But perhaps more to the point, pricing parity can be effected much more quickly by exporting natural gas to Asian markets which are already paying 3-4 times more than the U.S. domestic market. Interestingly, exportation has not been publicly promoted by industry in the way the Pickens Plan has for obvious reasons; it does not concur with the populist message. Nevertheless, it has been pursued as a parallel path and is now a reality with the recent announcement that the first terminal at Sabine Pass has been permitted and shale gas will indeed be exported to Asia
But if U.S. natural gas is allowed to be exported as a major source of energy to the rest of the world, then domestic prices will inevitably rise, perhaps precipitously and natural gas will no longer be a cheap source of energy for chemical feedstocks, manufacturing processes or utility generation in the U.S.
This would effect a classic consumer squeeze. Hence the two prong approach. It makes good business sense.
Interestingly enough, however, from a consumer’s perspective, there are enormous benefits of a low natural gas price, particularly for the American economy. Industry itself likes to mention that the abundant supply of natural gas has dropped the price since 2008 by 67% thereby providing an economic stimulus of $250 million per day. That is substantial.
This has indeed been a serendipitous boon for our ailing and sluggish economy. In fact, manufacturing industries such as plastics are now announcing plans to ramp up production in the US specifically because they foresee cheap and abundant natural gas going forward.
But this may be short lived. If prices rise precipitously and manufacturing is locked in to natural gas as feedstock, an inflationary scenario will follow.

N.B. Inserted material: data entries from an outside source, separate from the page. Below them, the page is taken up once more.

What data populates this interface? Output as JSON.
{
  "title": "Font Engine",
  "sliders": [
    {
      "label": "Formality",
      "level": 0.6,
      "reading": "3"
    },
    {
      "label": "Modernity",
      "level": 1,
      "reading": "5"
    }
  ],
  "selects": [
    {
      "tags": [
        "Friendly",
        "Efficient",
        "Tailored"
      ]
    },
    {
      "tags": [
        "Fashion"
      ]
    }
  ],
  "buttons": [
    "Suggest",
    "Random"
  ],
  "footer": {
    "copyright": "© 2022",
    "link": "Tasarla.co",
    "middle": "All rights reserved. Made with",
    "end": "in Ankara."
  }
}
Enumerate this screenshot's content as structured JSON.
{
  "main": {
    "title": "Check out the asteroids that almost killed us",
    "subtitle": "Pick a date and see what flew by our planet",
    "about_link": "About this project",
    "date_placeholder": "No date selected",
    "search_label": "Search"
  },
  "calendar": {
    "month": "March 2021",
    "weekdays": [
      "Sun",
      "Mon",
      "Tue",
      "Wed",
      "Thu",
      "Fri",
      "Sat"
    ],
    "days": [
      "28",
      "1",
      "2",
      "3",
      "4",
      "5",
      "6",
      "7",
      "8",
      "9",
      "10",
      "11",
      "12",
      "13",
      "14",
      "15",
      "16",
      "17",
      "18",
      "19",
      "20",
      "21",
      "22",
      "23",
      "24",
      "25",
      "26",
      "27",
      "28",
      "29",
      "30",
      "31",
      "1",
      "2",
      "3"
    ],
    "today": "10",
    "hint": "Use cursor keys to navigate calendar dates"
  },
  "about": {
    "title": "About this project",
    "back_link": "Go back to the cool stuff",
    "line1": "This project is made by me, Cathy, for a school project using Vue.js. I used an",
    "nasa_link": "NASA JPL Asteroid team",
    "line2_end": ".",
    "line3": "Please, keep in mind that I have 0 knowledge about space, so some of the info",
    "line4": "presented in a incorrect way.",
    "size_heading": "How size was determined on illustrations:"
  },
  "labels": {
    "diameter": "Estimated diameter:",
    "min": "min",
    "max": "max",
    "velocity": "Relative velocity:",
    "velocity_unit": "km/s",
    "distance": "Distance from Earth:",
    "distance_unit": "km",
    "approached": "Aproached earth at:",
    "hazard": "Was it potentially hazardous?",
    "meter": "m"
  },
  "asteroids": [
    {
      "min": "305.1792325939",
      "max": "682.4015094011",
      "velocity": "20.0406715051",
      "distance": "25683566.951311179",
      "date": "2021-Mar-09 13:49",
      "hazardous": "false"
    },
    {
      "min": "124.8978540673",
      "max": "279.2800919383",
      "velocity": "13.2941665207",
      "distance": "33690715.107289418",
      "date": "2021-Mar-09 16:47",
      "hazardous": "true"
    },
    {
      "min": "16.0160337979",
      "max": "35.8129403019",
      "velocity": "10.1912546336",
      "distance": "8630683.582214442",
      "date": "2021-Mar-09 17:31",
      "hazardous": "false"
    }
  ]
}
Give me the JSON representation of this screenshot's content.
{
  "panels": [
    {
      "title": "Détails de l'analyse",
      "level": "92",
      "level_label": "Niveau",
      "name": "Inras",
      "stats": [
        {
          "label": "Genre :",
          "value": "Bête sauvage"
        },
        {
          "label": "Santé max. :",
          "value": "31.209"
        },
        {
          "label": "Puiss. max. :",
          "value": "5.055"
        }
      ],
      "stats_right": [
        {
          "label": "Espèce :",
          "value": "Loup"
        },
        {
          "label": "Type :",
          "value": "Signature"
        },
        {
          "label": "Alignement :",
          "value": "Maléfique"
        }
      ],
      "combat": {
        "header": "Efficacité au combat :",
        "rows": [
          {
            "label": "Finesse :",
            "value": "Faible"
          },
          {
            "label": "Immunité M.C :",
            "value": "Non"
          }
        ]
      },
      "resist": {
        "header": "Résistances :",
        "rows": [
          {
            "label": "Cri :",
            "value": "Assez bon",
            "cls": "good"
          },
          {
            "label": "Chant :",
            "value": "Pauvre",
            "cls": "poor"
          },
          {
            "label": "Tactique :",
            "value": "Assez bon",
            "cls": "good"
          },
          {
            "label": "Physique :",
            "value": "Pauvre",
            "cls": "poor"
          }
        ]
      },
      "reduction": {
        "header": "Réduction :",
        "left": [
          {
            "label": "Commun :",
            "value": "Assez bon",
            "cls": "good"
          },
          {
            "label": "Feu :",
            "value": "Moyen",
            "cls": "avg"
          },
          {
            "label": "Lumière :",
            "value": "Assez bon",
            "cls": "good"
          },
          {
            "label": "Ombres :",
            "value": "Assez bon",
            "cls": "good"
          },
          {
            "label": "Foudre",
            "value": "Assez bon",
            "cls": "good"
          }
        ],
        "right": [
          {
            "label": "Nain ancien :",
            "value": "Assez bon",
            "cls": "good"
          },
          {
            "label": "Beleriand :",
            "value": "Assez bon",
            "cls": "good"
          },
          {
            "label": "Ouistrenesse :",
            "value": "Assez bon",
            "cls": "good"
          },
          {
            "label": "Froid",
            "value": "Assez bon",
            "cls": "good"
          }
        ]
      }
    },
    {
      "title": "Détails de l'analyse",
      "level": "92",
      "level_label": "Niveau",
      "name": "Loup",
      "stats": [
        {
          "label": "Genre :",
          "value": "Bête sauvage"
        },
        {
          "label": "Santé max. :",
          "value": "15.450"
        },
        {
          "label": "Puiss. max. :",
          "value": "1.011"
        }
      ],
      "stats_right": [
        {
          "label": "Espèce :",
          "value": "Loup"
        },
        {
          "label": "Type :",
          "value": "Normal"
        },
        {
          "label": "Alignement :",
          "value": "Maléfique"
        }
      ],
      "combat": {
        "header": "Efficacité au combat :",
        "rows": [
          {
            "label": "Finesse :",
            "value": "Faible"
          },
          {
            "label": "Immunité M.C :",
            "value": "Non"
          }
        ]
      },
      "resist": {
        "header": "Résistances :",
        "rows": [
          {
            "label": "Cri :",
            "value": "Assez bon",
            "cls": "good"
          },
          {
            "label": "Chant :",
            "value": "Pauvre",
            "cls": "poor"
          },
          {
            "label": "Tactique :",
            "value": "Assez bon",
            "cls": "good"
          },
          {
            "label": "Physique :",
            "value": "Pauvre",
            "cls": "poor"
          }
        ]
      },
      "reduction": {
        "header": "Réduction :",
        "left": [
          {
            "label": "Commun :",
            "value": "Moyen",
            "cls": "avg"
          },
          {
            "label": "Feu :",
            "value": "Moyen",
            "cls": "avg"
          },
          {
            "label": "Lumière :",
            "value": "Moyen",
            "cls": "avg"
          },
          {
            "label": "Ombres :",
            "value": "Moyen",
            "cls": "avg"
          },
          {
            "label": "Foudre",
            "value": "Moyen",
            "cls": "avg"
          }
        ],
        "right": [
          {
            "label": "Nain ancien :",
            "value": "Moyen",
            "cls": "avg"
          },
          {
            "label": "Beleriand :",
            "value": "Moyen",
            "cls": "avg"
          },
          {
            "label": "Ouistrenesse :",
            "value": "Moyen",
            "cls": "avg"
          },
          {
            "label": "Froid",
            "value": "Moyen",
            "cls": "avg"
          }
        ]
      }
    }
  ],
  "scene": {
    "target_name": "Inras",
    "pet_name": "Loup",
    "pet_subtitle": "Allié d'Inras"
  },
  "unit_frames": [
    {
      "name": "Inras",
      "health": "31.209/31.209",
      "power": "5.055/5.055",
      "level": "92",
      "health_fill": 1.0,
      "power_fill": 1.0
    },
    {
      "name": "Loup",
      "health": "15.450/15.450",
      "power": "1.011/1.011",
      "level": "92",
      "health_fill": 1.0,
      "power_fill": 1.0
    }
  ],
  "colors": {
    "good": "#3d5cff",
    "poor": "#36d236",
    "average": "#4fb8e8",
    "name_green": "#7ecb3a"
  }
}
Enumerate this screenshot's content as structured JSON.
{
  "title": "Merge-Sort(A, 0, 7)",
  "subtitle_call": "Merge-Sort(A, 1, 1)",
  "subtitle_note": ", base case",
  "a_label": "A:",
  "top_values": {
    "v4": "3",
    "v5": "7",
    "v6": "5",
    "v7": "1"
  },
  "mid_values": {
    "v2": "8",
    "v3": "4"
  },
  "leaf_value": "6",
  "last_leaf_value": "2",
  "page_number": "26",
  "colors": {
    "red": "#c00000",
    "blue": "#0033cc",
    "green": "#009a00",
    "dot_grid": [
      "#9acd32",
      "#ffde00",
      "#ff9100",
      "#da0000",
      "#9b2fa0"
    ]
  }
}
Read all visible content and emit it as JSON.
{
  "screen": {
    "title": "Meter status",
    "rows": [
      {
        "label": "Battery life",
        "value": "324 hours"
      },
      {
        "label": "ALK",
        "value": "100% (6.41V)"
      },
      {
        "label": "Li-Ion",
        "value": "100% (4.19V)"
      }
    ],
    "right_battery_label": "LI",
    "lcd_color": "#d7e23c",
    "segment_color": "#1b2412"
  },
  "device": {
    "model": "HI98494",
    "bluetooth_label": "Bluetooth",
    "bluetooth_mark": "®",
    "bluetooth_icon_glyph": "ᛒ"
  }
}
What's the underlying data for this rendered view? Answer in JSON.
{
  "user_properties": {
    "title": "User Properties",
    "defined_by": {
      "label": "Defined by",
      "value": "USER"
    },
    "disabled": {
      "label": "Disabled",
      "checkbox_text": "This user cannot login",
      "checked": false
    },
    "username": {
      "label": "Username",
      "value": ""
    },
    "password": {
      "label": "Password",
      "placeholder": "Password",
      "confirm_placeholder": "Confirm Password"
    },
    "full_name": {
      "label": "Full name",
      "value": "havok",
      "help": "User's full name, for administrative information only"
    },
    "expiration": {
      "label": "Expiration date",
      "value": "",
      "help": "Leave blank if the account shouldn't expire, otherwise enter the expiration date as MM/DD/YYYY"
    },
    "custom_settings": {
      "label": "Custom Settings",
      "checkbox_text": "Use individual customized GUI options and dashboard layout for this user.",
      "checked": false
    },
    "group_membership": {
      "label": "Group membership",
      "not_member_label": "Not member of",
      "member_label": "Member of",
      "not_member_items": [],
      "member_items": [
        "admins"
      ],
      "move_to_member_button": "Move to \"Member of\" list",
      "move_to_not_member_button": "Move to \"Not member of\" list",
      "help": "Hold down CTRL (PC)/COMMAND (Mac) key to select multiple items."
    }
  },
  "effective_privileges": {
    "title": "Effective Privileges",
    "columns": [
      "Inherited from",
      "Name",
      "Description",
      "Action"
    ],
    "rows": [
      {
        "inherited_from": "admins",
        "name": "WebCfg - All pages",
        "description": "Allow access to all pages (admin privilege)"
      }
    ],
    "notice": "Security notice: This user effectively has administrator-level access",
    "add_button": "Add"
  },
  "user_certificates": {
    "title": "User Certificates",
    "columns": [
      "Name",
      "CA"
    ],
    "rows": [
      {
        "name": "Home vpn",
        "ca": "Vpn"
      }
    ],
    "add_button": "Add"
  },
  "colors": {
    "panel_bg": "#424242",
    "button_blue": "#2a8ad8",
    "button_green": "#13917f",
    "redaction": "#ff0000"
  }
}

Further, such exportation contracts could obviously undermine US energy security by potentially locking the US into long term export contracts at fixed prices. At that time, the populist notion of “shale energy made by Americans and for Americans” is defunct in that we would be depleting our natural resources willingly to grow Asian economies. This is particularly problematic if reserves are not as great as expected because we could then face questions of scarcity while locked into long term contracts. EIA recently slashed its reserve estimates for the Marcellus by 80%. Its prior erroneous estimates had been based on information provided to government by industry as to how much shale gas was commercially extractable. Clearly, government needs more independent verification of reserves before agreeing to export.
Interestingly, at least one shale gas CEO inadvertently spoke frankly of such a consumer squeeze which might follow a precipitous rise in gas prices. He stated that if the price of natural gas “went through the roof”, 70% of American homes on natural gas heat would be cold; 35% of American homes and businesses and factories that use electricity from natural gas would be dark; and crops that require natural gas fertilizer would not be grown.
Yes, but oil and gas operators will have turned a very handy profit which is maybe what Chesapeake Energy’s CEO was really talking about when he said a “more prosperous future awaits”.